In his first published book, Stephen King already begins exploring the underbelly of small town life in America. Chamberlain, Maine is a place where everyone knows everyone else and any unusual circumstances quickly travel over the town’s party lines. The book tackles concepts like conformity, and mob excitement. It explores youthful exuberance and how quickly that can turn to malice – malicious and deadly in this case.
Before I picked up this book, I was pretty positive that I had read it before, but the text was unfamiliar enough that I realize that this was a new read for me. One of the interesting aspects about the book that I found was that much of its structure was epistolary in nature. We learn of many of the events in Chamberlain, Maine and their aftermaths through newspaper clippings, hearing transcripts, and excerpts of books written studying the telekinetic (or TK as the book abbreviates it) phenomenon. These missives are mixed in with point-of-view sections from characters like Carrie and Susan Snell, which gives the book a fluid feeling as it slips between the book’s present and the future. The reader finds out early in the novel that it ends in disaster, but the journey is to find how it happens. There were times early in the book where I felt the breaks from the present-day action distracted from the story, breaking the flow of the narrative. As I got deeper into the book, though, they meshed better with the other scenes, and in some cases provided some needed character development.
The other thing that stood out in this book was how hard King worked in places to dismiss any supernatural aspects to Carrie’s telekinetic powers. In fact, the book felt more like a scientific thriller, than the horror fiction that King is affiliated most closely with. Of course not all of King’s book have a supernatural or paranormal nature, but this one seems further away from that aspect than normal. There are places in the novel that can be aptly compared to works by Michael Crichton, as we get a basic examination of the genetic nature of the telekinetic power.
Connections to other Stephen King Works: As this was King’s first published work, there really is not much for it to be connected with, and in my knowledge of his works there really isn’t any other books that reference the events in Carrie. Probably the closest book to this one is Firestarter, as it is another book that examines psychic powers similar to Carrie’s TK ability.

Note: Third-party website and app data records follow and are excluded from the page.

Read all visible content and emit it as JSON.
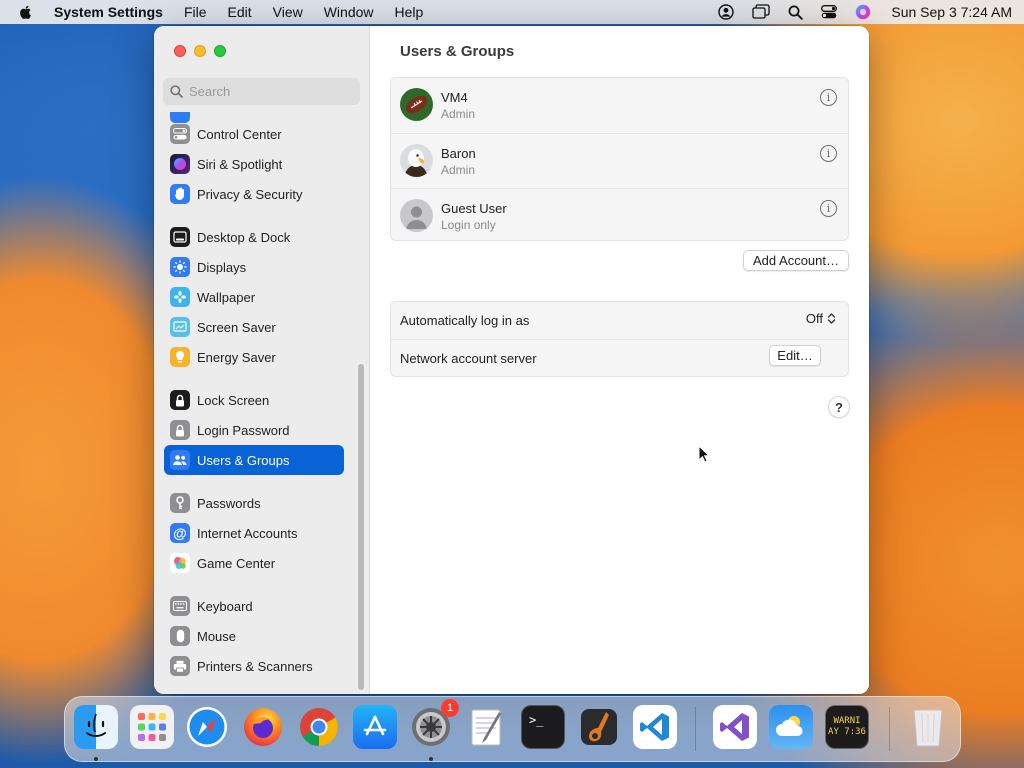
{
  "menubar": {
    "app_name": "System Settings",
    "menus": [
      "File",
      "Edit",
      "View",
      "Window",
      "Help"
    ],
    "clock": "Sun Sep 3  7:24 AM"
  },
  "sidebar": {
    "search_placeholder": "Search",
    "items": [
      {
        "label": "Control Center",
        "icon": "control-center-icon",
        "color": "#8e8e93",
        "selected": false
      },
      {
        "label": "Siri & Spotlight",
        "icon": "siri-icon",
        "color": "#6a3de8",
        "selected": false
      },
      {
        "label": "Privacy & Security",
        "icon": "hand-icon",
        "color": "#2f7cf6",
        "selected": false
      },
      {
        "label": "Desktop & Dock",
        "icon": "desktop-icon",
        "color": "#1c1c1e",
        "selected": false
      },
      {
        "label": "Displays",
        "icon": "sun-icon",
        "color": "#2f7cf6",
        "selected": false
      },
      {
        "label": "Wallpaper",
        "icon": "flower-icon",
        "color": "#3fb3f0",
        "selected": false
      },
      {
        "label": "Screen Saver",
        "icon": "screen-saver-icon",
        "color": "#57c0e8",
        "selected": false
      },
      {
        "label": "Energy Saver",
        "icon": "bulb-icon",
        "color": "#f6b42c",
        "selected": false
      },
      {
        "label": "Lock Screen",
        "icon": "lock-icon",
        "color": "#1c1c1e",
        "selected": false
      },
      {
        "label": "Login Password",
        "icon": "lock-icon",
        "color": "#8e8e93",
        "selected": false
      },
      {
        "label": "Users & Groups",
        "icon": "users-icon",
        "color": "#2f7cf6",
        "selected": true
      },
      {
        "label": "Passwords",
        "icon": "key-icon",
        "color": "#8e8e93",
        "selected": false
      },
      {
        "label": "Internet Accounts",
        "icon": "at-icon",
        "color": "#2f7cf6",
        "selected": false
      },
      {
        "label": "Game Center",
        "icon": "game-center-icon",
        "color": "#e94b8a",
        "selected": false
      },
      {
        "label": "Keyboard",
        "icon": "keyboard-icon",
        "color": "#8e8e93",
        "selected": false
      },
      {
        "label": "Mouse",
        "icon": "mouse-icon",
        "color": "#8e8e93",
        "selected": false
      },
      {
        "label": "Printers & Scanners",
        "icon": "printer-icon",
        "color": "#8e8e93",
        "selected": false
      }
    ]
  },
  "main": {
    "title": "Users & Groups",
    "users": [
      {
        "name": "VM4",
        "role": "Admin",
        "avatar": "football-avatar"
      },
      {
        "name": "Baron",
        "role": "Admin",
        "avatar": "eagle-avatar"
      },
      {
        "name": "Guest User",
        "role": "Login only",
        "avatar": "guest-avatar"
      }
    ],
    "add_account_label": "Add Account…",
    "auto_login_label": "Automatically log in as",
    "auto_login_value": "Off",
    "network_server_label": "Network account server",
    "edit_label": "Edit…",
    "help_label": "?"
  },
  "dock": {
    "apps": [
      "Finder",
      "Launchpad",
      "Safari",
      "Firefox",
      "Chrome",
      "App Store",
      "System Settings",
      "TextEdit",
      "Terminal",
      "GarageBand",
      "Visual Studio Code",
      "Visual Studio",
      "Weather",
      "Console",
      "Trash"
    ],
    "settings_badge": "1",
    "console_text_line1": "WARNI",
    "console_text_line2": "AY 7:36"
  }
}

Carrie was an extremely pleasurable read that is largely different than most of Stephen King’s works, but is familiar enough to be a good taste of what he can do as an author. Would highly recommend for anyone looking for a fast thriller or a book that digs into the darkness that can rise in our youths.